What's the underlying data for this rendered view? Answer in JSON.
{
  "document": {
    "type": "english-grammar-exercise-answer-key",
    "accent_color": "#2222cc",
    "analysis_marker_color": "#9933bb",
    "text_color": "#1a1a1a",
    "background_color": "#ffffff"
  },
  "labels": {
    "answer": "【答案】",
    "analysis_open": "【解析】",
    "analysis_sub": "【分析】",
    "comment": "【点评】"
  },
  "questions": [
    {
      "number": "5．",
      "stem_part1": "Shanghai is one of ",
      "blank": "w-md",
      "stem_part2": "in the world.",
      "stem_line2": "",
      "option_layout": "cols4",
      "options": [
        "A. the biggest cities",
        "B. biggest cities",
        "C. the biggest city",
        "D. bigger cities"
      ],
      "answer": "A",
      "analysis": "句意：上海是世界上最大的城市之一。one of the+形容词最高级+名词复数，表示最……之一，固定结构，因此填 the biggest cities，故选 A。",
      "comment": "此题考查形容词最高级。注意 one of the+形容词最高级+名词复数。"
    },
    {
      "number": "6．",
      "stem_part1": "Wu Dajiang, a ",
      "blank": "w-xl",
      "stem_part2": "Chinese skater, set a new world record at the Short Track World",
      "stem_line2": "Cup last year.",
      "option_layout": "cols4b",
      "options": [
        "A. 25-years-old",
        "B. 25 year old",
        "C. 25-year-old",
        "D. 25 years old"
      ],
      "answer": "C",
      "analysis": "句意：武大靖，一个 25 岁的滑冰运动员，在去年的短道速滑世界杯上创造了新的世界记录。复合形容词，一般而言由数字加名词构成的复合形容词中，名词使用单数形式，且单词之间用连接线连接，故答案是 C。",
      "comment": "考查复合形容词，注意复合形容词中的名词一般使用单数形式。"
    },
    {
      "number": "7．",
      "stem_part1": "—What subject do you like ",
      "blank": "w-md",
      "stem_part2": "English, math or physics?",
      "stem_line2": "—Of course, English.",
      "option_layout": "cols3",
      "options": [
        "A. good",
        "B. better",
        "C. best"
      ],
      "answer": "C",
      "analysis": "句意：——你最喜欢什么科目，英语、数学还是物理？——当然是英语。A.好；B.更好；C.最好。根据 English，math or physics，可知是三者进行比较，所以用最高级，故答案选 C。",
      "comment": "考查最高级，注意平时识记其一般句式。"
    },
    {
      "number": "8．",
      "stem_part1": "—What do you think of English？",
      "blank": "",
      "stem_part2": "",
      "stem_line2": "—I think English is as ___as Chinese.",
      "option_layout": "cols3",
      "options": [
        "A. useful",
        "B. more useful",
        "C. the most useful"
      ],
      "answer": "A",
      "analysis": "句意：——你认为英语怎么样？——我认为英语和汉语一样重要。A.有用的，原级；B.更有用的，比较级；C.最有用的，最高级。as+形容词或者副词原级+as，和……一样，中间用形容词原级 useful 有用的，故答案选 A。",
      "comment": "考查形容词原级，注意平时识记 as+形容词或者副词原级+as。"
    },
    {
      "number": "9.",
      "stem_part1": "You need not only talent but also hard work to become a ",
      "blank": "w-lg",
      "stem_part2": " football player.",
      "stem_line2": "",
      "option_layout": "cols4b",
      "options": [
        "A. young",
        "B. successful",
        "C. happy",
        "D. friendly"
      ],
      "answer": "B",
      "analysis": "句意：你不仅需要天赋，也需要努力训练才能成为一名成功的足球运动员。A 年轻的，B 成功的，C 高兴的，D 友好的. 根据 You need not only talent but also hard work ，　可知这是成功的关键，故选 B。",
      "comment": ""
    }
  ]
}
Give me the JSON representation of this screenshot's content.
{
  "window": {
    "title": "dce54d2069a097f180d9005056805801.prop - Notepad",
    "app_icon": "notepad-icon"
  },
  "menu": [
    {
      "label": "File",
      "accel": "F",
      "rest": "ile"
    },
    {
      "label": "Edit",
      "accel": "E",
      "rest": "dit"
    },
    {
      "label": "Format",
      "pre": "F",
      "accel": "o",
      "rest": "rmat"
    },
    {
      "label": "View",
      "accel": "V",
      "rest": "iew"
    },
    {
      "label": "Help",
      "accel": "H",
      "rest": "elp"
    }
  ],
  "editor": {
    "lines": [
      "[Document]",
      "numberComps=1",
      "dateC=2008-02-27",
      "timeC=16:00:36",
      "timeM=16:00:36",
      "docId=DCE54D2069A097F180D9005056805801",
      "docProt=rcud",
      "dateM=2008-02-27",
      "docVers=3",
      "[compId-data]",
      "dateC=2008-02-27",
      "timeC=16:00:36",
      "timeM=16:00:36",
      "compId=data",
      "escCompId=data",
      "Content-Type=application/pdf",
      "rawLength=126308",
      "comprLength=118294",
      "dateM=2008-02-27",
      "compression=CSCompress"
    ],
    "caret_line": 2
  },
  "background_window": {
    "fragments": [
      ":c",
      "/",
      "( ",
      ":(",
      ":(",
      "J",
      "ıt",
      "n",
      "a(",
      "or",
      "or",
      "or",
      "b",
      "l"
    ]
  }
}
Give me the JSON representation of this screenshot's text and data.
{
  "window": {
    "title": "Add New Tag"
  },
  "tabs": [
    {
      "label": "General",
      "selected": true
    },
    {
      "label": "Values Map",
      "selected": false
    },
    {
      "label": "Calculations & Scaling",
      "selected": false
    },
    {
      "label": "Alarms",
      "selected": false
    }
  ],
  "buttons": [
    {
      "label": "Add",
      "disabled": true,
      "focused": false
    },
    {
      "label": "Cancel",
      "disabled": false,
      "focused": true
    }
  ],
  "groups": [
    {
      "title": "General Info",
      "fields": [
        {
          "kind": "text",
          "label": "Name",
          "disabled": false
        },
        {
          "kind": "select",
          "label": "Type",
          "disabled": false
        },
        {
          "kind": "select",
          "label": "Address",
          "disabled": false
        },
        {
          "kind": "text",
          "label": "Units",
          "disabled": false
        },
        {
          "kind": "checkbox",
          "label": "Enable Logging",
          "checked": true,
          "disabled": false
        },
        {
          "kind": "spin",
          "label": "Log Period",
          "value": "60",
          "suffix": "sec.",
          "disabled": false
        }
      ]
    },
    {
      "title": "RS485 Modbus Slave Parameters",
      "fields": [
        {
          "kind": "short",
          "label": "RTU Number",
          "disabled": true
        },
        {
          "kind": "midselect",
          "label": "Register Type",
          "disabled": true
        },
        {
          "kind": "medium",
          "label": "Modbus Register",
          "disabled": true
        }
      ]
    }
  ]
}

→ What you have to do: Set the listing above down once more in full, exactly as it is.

→ Response:
What's the underlying data for this rendered view? Answer in JSON.
{
  "document": {
    "type": "english-grammar-exercise-answer-key",
    "accent_color": "#2222cc",
    "analysis_marker_color": "#9933bb",
    "text_color": "#1a1a1a",
    "background_color": "#ffffff"
  },
  "labels": {
    "answer": "【答案】",
    "analysis_open": "【解析】",
    "analysis_sub": "【分析】",
    "comment": "【点评】"
  },
  "questions": [
    {
      "number": "5．",
      "stem_part1": "Shanghai is one of ",
      "blank": "w-md",
      "stem_part2": "in the world.",
      "stem_line2": "",
      "option_layout": "cols4",
      "options": [
        "A. the biggest cities",
        "B. biggest cities",
        "C. the biggest city",
        "D. bigger cities"
      ],
      "answer": "A",
      "analysis": "句意：上海是世界上最大的城市之一。one of the+形容词最高级+名词复数，表示最……之一，固定结构，因此填 the biggest cities，故选 A。",
      "comment": "此题考查形容词最高级。注意 one of the+形容词最高级+名词复数。"
    },
    {
      "number": "6．",
      "stem_part1": "Wu Dajiang, a ",
      "blank": "w-xl",
      "stem_part2": "Chinese skater, set a new world record at the Short Track World",
      "stem_line2": "Cup last year.",
      "option_layout": "cols4b",
      "options": [
        "A. 25-years-old",
        "B. 25 year old",
        "C. 25-year-old",
        "D. 25 years old"
      ],
      "answer": "C",
      "analysis": "句意：武大靖，一个 25 岁的滑冰运动员，在去年的短道速滑世界杯上创造了新的世界记录。复合形容词，一般而言由数字加名词构成的复合形容词中，名词使用单数形式，且单词之间用连接线连接，故答案是 C。",
      "comment": "考查复合形容词，注意复合形容词中的名词一般使用单数形式。"
    },
    {
      "number": "7．",
      "stem_part1": "—What subject do you like ",
      "blank": "w-md",
      "stem_part2": "English, math or physics?",
      "stem_line2": "—Of course, English.",
      "option_layout": "cols3",
      "options": [
        "A. good",
        "B. better",
        "C. best"
      ],
      "answer": "C",
      "analysis": "句意：——你最喜欢什么科目，英语、数学还是物理？——当然是英语。A.好；B.更好；C.最好。根据 English，math or physics，可知是三者进行比较，所以用最高级，故答案选 C。",
      "comment": "考查最高级，注意平时识记其一般句式。"
    },
    {
      "number": "8．",
      "stem_part1": "—What do you think of English？",
      "blank": "",
      "stem_part2": "",
      "stem_line2": "—I think English is as ___as Chinese.",
      "option_layout": "cols3",
      "options": [
        "A. useful",
        "B. more useful",
        "C. the most useful"
      ],
      "answer": "A",
      "analysis": "句意：——你认为英语怎么样？——我认为英语和汉语一样重要。A.有用的，原级；B.更有用的，比较级；C.最有用的，最高级。as+形容词或者副词原级+as，和……一样，中间用形容词原级 useful 有用的，故答案选 A。",
      "comment": "考查形容词原级，注意平时识记 as+形容词或者副词原级+as。"
    },
    {
      "number": "9.",
      "stem_part1": "You need not only talent but also hard work to become a ",
      "blank": "w-lg",
      "stem_part2": " football player.",
      "stem_line2": "",
      "option_layout": "cols4b",
      "options": [
        "A. young",
        "B. successful",
        "C. happy",
        "D. friendly"
      ],
      "answer": "B",
      "analysis": "句意：你不仅需要天赋，也需要努力训练才能成为一名成功的足球运动员。A 年轻的，B 成功的，C 高兴的，D 友好的. 根据 You need not only talent but also hard work ，　可知这是成功的关键，故选 B。",
      "comment": ""
    }
  ]
}
Give me the JSON representation of this screenshot's content.
{
  "window": {
    "title": "dce54d2069a097f180d9005056805801.prop - Notepad",
    "app_icon": "notepad-icon"
  },
  "menu": [
    {
      "label": "File",
      "accel": "F",
      "rest": "ile"
    },
    {
      "label": "Edit",
      "accel": "E",
      "rest": "dit"
    },
    {
      "label": "Format",
      "pre": "F",
      "accel": "o",
      "rest": "rmat"
    },
    {
      "label": "View",
      "accel": "V",
      "rest": "iew"
    },
    {
      "label": "Help",
      "accel": "H",
      "rest": "elp"
    }
  ],
  "editor": {
    "lines": [
      "[Document]",
      "numberComps=1",
      "dateC=2008-02-27",
      "timeC=16:00:36",
      "timeM=16:00:36",
      "docId=DCE54D2069A097F180D9005056805801",
      "docProt=rcud",
      "dateM=2008-02-27",
      "docVers=3",
      "[compId-data]",
      "dateC=2008-02-27",
      "timeC=16:00:36",
      "timeM=16:00:36",
      "compId=data",
      "escCompId=data",
      "Content-Type=application/pdf",
      "rawLength=126308",
      "comprLength=118294",
      "dateM=2008-02-27",
      "compression=CSCompress"
    ],
    "caret_line": 2
  },
  "background_window": {
    "fragments": [
      ":c",
      "/",
      "( ",
      ":(",
      ":(",
      "J",
      "ıt",
      "n",
      "a(",
      "or",
      "or",
      "or",
      "b",
      "l"
    ]
  }
}
Give me the JSON representation of this screenshot's text and data.
{
  "window": {
    "title": "Add New Tag"
  },
  "tabs": [
    {
      "label": "General",
      "selected": true
    },
    {
      "label": "Values Map",
      "selected": false
    },
    {
      "label": "Calculations & Scaling",
      "selected": false
    },
    {
      "label": "Alarms",
      "selected": false
    }
  ],
  "buttons": [
    {
      "label": "Add",
      "disabled": true,
      "focused": false
    },
    {
      "label": "Cancel",
      "disabled": false,
      "focused": true
    }
  ],
  "groups": [
    {
      "title": "General Info",
      "fields": [
        {
          "kind": "text",
          "label": "Name",
          "disabled": false
        },
        {
          "kind": "select",
          "label": "Type",
          "disabled": false
        },
        {
          "kind": "select",
          "label": "Address",
          "disabled": false
        },
        {
          "kind": "text",
          "label": "Units",
          "disabled": false
        },
        {
          "kind": "checkbox",
          "label": "Enable Logging",
          "checked": true,
          "disabled": false
        },
        {
          "kind": "spin",
          "label": "Log Period",
          "value": "60",
          "suffix": "sec.",
          "disabled": false
        }
      ]
    },
    {
      "title": "RS485 Modbus Slave Parameters",
      "fields": [
        {
          "kind": "short",
          "label": "RTU Number",
          "disabled": true
        },
        {
          "kind": "midselect",
          "label": "Register Type",
          "disabled": true
        },
        {
          "kind": "medium",
          "label": "Modbus Register",
          "disabled": true
        }
      ]
    }
  ]
}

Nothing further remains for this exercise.